• EXERCISE INSTRUCTIONS
Could you reproduce, exactly and alone, the lines running from the one with "Serialize everything readable" to the end of the data below?

• Website and app data records
Start of Block
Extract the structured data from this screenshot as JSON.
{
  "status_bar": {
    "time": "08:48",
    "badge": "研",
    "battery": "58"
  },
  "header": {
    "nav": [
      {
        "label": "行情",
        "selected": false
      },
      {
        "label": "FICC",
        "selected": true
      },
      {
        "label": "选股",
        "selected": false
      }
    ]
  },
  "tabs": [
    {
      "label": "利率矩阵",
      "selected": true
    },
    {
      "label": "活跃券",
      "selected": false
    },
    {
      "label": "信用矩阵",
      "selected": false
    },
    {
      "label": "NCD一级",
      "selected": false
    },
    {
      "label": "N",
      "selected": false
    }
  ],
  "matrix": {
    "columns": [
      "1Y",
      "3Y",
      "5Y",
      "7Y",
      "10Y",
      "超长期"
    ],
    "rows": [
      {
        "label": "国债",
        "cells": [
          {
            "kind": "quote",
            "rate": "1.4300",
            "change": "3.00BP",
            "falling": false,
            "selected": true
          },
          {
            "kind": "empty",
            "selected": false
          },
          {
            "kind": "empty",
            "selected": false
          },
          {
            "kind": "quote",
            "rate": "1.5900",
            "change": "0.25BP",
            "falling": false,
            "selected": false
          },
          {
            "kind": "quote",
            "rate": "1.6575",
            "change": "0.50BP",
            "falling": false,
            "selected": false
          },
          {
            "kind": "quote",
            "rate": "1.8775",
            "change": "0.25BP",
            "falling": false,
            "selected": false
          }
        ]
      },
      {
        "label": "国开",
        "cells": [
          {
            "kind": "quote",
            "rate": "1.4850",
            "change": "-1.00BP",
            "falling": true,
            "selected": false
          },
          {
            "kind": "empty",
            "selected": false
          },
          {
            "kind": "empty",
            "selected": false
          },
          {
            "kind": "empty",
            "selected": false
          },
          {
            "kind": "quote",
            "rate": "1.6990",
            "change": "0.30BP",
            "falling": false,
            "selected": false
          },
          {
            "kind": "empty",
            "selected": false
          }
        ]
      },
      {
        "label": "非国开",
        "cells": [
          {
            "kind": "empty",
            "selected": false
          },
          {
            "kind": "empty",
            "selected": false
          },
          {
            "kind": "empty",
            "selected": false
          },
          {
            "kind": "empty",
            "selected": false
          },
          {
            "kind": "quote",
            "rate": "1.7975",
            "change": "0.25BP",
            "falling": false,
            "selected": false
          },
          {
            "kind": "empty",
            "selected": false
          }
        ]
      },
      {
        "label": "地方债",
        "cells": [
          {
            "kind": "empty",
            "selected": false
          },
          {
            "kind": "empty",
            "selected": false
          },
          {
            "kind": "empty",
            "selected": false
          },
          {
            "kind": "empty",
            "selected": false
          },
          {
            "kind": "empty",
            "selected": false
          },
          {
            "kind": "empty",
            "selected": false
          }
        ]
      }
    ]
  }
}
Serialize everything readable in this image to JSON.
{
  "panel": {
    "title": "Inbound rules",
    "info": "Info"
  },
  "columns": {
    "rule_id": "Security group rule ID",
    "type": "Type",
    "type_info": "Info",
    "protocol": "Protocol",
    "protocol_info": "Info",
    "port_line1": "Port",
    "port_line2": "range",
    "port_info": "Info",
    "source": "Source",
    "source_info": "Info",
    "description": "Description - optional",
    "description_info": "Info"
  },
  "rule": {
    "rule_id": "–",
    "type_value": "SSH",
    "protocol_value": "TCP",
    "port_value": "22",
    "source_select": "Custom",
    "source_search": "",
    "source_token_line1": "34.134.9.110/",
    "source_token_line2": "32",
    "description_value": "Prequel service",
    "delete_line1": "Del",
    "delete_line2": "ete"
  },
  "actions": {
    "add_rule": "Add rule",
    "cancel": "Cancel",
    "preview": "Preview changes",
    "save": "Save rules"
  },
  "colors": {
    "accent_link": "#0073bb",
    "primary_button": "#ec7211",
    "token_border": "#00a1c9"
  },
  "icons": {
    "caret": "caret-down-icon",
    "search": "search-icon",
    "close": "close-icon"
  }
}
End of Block
• ANSWER FOR THIS EXERCISE
Serialize everything readable in this image to JSON.
{
  "panel": {
    "title": "Inbound rules",
    "info": "Info"
  },
  "columns": {
    "rule_id": "Security group rule ID",
    "type": "Type",
    "type_info": "Info",
    "protocol": "Protocol",
    "protocol_info": "Info",
    "port_line1": "Port",
    "port_line2": "range",
    "port_info": "Info",
    "source": "Source",
    "source_info": "Info",
    "description": "Description - optional",
    "description_info": "Info"
  },
  "rule": {
    "rule_id": "–",
    "type_value": "SSH",
    "protocol_value": "TCP",
    "port_value": "22",
    "source_select": "Custom",
    "source_search": "",
    "source_token_line1": "34.134.9.110/",
    "source_token_line2": "32",
    "description_value": "Prequel service",
    "delete_line1": "Del",
    "delete_line2": "ete"
  },
  "actions": {
    "add_rule": "Add rule",
    "cancel": "Cancel",
    "preview": "Preview changes",
    "save": "Save rules"
  },
  "colors": {
    "accent_link": "#0073bb",
    "primary_button": "#ec7211",
    "token_border": "#00a1c9"
  },
  "icons": {
    "caret": "caret-down-icon",
    "search": "search-icon",
    "close": "close-icon"
  }
}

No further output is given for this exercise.